Would you return the data below exactly as it stands, with every picture left out?

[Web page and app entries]
■ ■ ■ ■ ■

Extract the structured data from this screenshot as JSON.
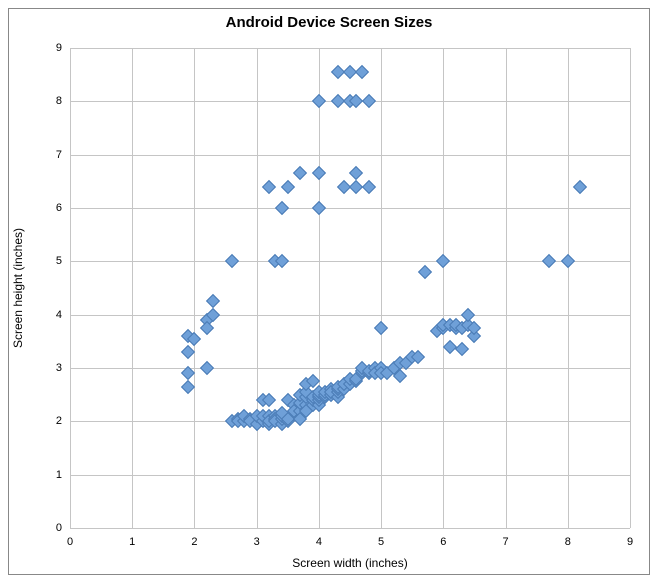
{
  "chart_data": {
    "type": "scatter",
    "title": "Android Device Screen Sizes",
    "xlabel": "Screen width (inches)",
    "ylabel": "Screen height (inches)",
    "xlim": [
      0,
      9
    ],
    "ylim": [
      0,
      9
    ],
    "xticks": [
      0,
      1,
      2,
      3,
      4,
      5,
      6,
      7,
      8,
      9
    ],
    "yticks": [
      0,
      1,
      2,
      3,
      4,
      5,
      6,
      7,
      8,
      9
    ],
    "marker_color": "#6fa0d8",
    "points": [
      [
        1.9,
        3.6
      ],
      [
        1.9,
        3.3
      ],
      [
        1.9,
        2.9
      ],
      [
        1.9,
        2.65
      ],
      [
        2.0,
        3.55
      ],
      [
        2.2,
        3.9
      ],
      [
        2.2,
        3.0
      ],
      [
        2.2,
        3.75
      ],
      [
        2.3,
        4.0
      ],
      [
        2.3,
        4.25
      ],
      [
        2.6,
        2.0
      ],
      [
        2.6,
        5.0
      ],
      [
        2.7,
        2.05
      ],
      [
        2.7,
        2.0
      ],
      [
        2.8,
        2.0
      ],
      [
        2.8,
        2.1
      ],
      [
        2.9,
        2.05
      ],
      [
        2.9,
        2.0
      ],
      [
        3.0,
        1.95
      ],
      [
        3.0,
        2.1
      ],
      [
        3.1,
        2.0
      ],
      [
        3.1,
        2.1
      ],
      [
        3.1,
        2.4
      ],
      [
        3.2,
        6.4
      ],
      [
        3.2,
        2.4
      ],
      [
        3.2,
        1.95
      ],
      [
        3.2,
        2.1
      ],
      [
        3.2,
        2.0
      ],
      [
        3.3,
        2.1
      ],
      [
        3.3,
        2.05
      ],
      [
        3.3,
        2.0
      ],
      [
        3.3,
        5.0
      ],
      [
        3.4,
        1.95
      ],
      [
        3.4,
        2.05
      ],
      [
        3.4,
        2.1
      ],
      [
        3.4,
        2.15
      ],
      [
        3.4,
        5.0
      ],
      [
        3.4,
        6.0
      ],
      [
        3.5,
        2.0
      ],
      [
        3.5,
        2.05
      ],
      [
        3.5,
        2.4
      ],
      [
        3.5,
        6.4
      ],
      [
        3.6,
        2.3
      ],
      [
        3.6,
        2.2
      ],
      [
        3.7,
        2.2
      ],
      [
        3.7,
        2.35
      ],
      [
        3.7,
        2.05
      ],
      [
        3.7,
        2.5
      ],
      [
        3.7,
        6.65
      ],
      [
        3.8,
        2.3
      ],
      [
        3.8,
        2.2
      ],
      [
        3.8,
        2.45
      ],
      [
        3.8,
        2.55
      ],
      [
        3.8,
        2.7
      ],
      [
        3.9,
        2.3
      ],
      [
        3.9,
        2.4
      ],
      [
        3.9,
        2.45
      ],
      [
        3.9,
        2.75
      ],
      [
        4.0,
        2.3
      ],
      [
        4.0,
        2.4
      ],
      [
        4.0,
        2.45
      ],
      [
        4.0,
        2.5
      ],
      [
        4.0,
        2.55
      ],
      [
        4.0,
        6.0
      ],
      [
        4.0,
        6.65
      ],
      [
        4.0,
        8.0
      ],
      [
        4.1,
        2.45
      ],
      [
        4.1,
        2.5
      ],
      [
        4.1,
        2.55
      ],
      [
        4.2,
        2.5
      ],
      [
        4.2,
        2.6
      ],
      [
        4.2,
        2.55
      ],
      [
        4.3,
        2.45
      ],
      [
        4.3,
        2.55
      ],
      [
        4.3,
        2.6
      ],
      [
        4.3,
        2.65
      ],
      [
        4.3,
        8.0
      ],
      [
        4.3,
        8.55
      ],
      [
        4.4,
        2.6
      ],
      [
        4.4,
        2.7
      ],
      [
        4.4,
        6.4
      ],
      [
        4.5,
        2.7
      ],
      [
        4.5,
        2.8
      ],
      [
        4.5,
        8.0
      ],
      [
        4.5,
        8.55
      ],
      [
        4.6,
        2.75
      ],
      [
        4.6,
        2.8
      ],
      [
        4.6,
        6.4
      ],
      [
        4.6,
        6.65
      ],
      [
        4.6,
        8.0
      ],
      [
        4.7,
        2.9
      ],
      [
        4.7,
        2.95
      ],
      [
        4.7,
        3.0
      ],
      [
        4.7,
        8.55
      ],
      [
        4.8,
        2.9
      ],
      [
        4.8,
        2.95
      ],
      [
        4.8,
        6.4
      ],
      [
        4.8,
        8.0
      ],
      [
        4.9,
        3.0
      ],
      [
        4.9,
        2.9
      ],
      [
        5.0,
        3.0
      ],
      [
        5.0,
        2.9
      ],
      [
        5.0,
        3.75
      ],
      [
        5.1,
        2.9
      ],
      [
        5.2,
        3.0
      ],
      [
        5.3,
        3.1
      ],
      [
        5.3,
        2.85
      ],
      [
        5.4,
        3.1
      ],
      [
        5.5,
        3.2
      ],
      [
        5.6,
        3.2
      ],
      [
        5.7,
        4.8
      ],
      [
        5.9,
        3.7
      ],
      [
        6.0,
        3.75
      ],
      [
        6.0,
        3.8
      ],
      [
        6.0,
        5.0
      ],
      [
        6.1,
        3.8
      ],
      [
        6.1,
        3.4
      ],
      [
        6.2,
        3.75
      ],
      [
        6.2,
        3.8
      ],
      [
        6.3,
        3.75
      ],
      [
        6.3,
        3.35
      ],
      [
        6.4,
        3.8
      ],
      [
        6.4,
        4.0
      ],
      [
        6.5,
        3.6
      ],
      [
        6.5,
        3.75
      ],
      [
        7.7,
        5.0
      ],
      [
        8.0,
        5.0
      ],
      [
        8.2,
        6.4
      ]
    ]
  }
}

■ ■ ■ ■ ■

**EXERCISE RESULT**:
Extract the structured data from this screenshot as JSON.
{
  "chart_data": {
    "type": "scatter",
    "title": "Android Device Screen Sizes",
    "xlabel": "Screen width (inches)",
    "ylabel": "Screen height (inches)",
    "xlim": [
      0,
      9
    ],
    "ylim": [
      0,
      9
    ],
    "xticks": [
      0,
      1,
      2,
      3,
      4,
      5,
      6,
      7,
      8,
      9
    ],
    "yticks": [
      0,
      1,
      2,
      3,
      4,
      5,
      6,
      7,
      8,
      9
    ],
    "marker_color": "#6fa0d8",
    "points": [
      [
        1.9,
        3.6
      ],
      [
        1.9,
        3.3
      ],
      [
        1.9,
        2.9
      ],
      [
        1.9,
        2.65
      ],
      [
        2.0,
        3.55
      ],
      [
        2.2,
        3.9
      ],
      [
        2.2,
        3.0
      ],
      [
        2.2,
        3.75
      ],
      [
        2.3,
        4.0
      ],
      [
        2.3,
        4.25
      ],
      [
        2.6,
        2.0
      ],
      [
        2.6,
        5.0
      ],
      [
        2.7,
        2.05
      ],
      [
        2.7,
        2.0
      ],
      [
        2.8,
        2.0
      ],
      [
        2.8,
        2.1
      ],
      [
        2.9,
        2.05
      ],
      [
        2.9,
        2.0
      ],
      [
        3.0,
        1.95
      ],
      [
        3.0,
        2.1
      ],
      [
        3.1,
        2.0
      ],
      [
        3.1,
        2.1
      ],
      [
        3.1,
        2.4
      ],
      [
        3.2,
        6.4
      ],
      [
        3.2,
        2.4
      ],
      [
        3.2,
        1.95
      ],
      [
        3.2,
        2.1
      ],
      [
        3.2,
        2.0
      ],
      [
        3.3,
        2.1
      ],
      [
        3.3,
        2.05
      ],
      [
        3.3,
        2.0
      ],
      [
        3.3,
        5.0
      ],
      [
        3.4,
        1.95
      ],
      [
        3.4,
        2.05
      ],
      [
        3.4,
        2.1
      ],
      [
        3.4,
        2.15
      ],
      [
        3.4,
        5.0
      ],
      [
        3.4,
        6.0
      ],
      [
        3.5,
        2.0
      ],
      [
        3.5,
        2.05
      ],
      [
        3.5,
        2.4
      ],
      [
        3.5,
        6.4
      ],
      [
        3.6,
        2.3
      ],
      [
        3.6,
        2.2
      ],
      [
        3.7,
        2.2
      ],
      [
        3.7,
        2.35
      ],
      [
        3.7,
        2.05
      ],
      [
        3.7,
        2.5
      ],
      [
        3.7,
        6.65
      ],
      [
        3.8,
        2.3
      ],
      [
        3.8,
        2.2
      ],
      [
        3.8,
        2.45
      ],
      [
        3.8,
        2.55
      ],
      [
        3.8,
        2.7
      ],
      [
        3.9,
        2.3
      ],
      [
        3.9,
        2.4
      ],
      [
        3.9,
        2.45
      ],
      [
        3.9,
        2.75
      ],
      [
        4.0,
        2.3
      ],
      [
        4.0,
        2.4
      ],
      [
        4.0,
        2.45
      ],
      [
        4.0,
        2.5
      ],
      [
        4.0,
        2.55
      ],
      [
        4.0,
        6.0
      ],
      [
        4.0,
        6.65
      ],
      [
        4.0,
        8.0
      ],
      [
        4.1,
        2.45
      ],
      [
        4.1,
        2.5
      ],
      [
        4.1,
        2.55
      ],
      [
        4.2,
        2.5
      ],
      [
        4.2,
        2.6
      ],
      [
        4.2,
        2.55
      ],
      [
        4.3,
        2.45
      ],
      [
        4.3,
        2.55
      ],
      [
        4.3,
        2.6
      ],
      [
        4.3,
        2.65
      ],
      [
        4.3,
        8.0
      ],
      [
        4.3,
        8.55
      ],
      [
        4.4,
        2.6
      ],
      [
        4.4,
        2.7
      ],
      [
        4.4,
        6.4
      ],
      [
        4.5,
        2.7
      ],
      [
        4.5,
        2.8
      ],
      [
        4.5,
        8.0
      ],
      [
        4.5,
        8.55
      ],
      [
        4.6,
        2.75
      ],
      [
        4.6,
        2.8
      ],
      [
        4.6,
        6.4
      ],
      [
        4.6,
        6.65
      ],
      [
        4.6,
        8.0
      ],
      [
        4.7,
        2.9
      ],
      [
        4.7,
        2.95
      ],
      [
        4.7,
        3.0
      ],
      [
        4.7,
        8.55
      ],
      [
        4.8,
        2.9
      ],
      [
        4.8,
        2.95
      ],
      [
        4.8,
        6.4
      ],
      [
        4.8,
        8.0
      ],
      [
        4.9,
        3.0
      ],
      [
        4.9,
        2.9
      ],
      [
        5.0,
        3.0
      ],
      [
        5.0,
        2.9
      ],
      [
        5.0,
        3.75
      ],
      [
        5.1,
        2.9
      ],
      [
        5.2,
        3.0
      ],
      [
        5.3,
        3.1
      ],
      [
        5.3,
        2.85
      ],
      [
        5.4,
        3.1
      ],
      [
        5.5,
        3.2
      ],
      [
        5.6,
        3.2
      ],
      [
        5.7,
        4.8
      ],
      [
        5.9,
        3.7
      ],
      [
        6.0,
        3.75
      ],
      [
        6.0,
        3.8
      ],
      [
        6.0,
        5.0
      ],
      [
        6.1,
        3.8
      ],
      [
        6.1,
        3.4
      ],
      [
        6.2,
        3.75
      ],
      [
        6.2,
        3.8
      ],
      [
        6.3,
        3.75
      ],
      [
        6.3,
        3.35
      ],
      [
        6.4,
        3.8
      ],
      [
        6.4,
        4.0
      ],
      [
        6.5,
        3.6
      ],
      [
        6.5,
        3.75
      ],
      [
        7.7,
        5.0
      ],
      [
        8.0,
        5.0
      ],
      [
        8.2,
        6.4
      ]
    ]
  }
}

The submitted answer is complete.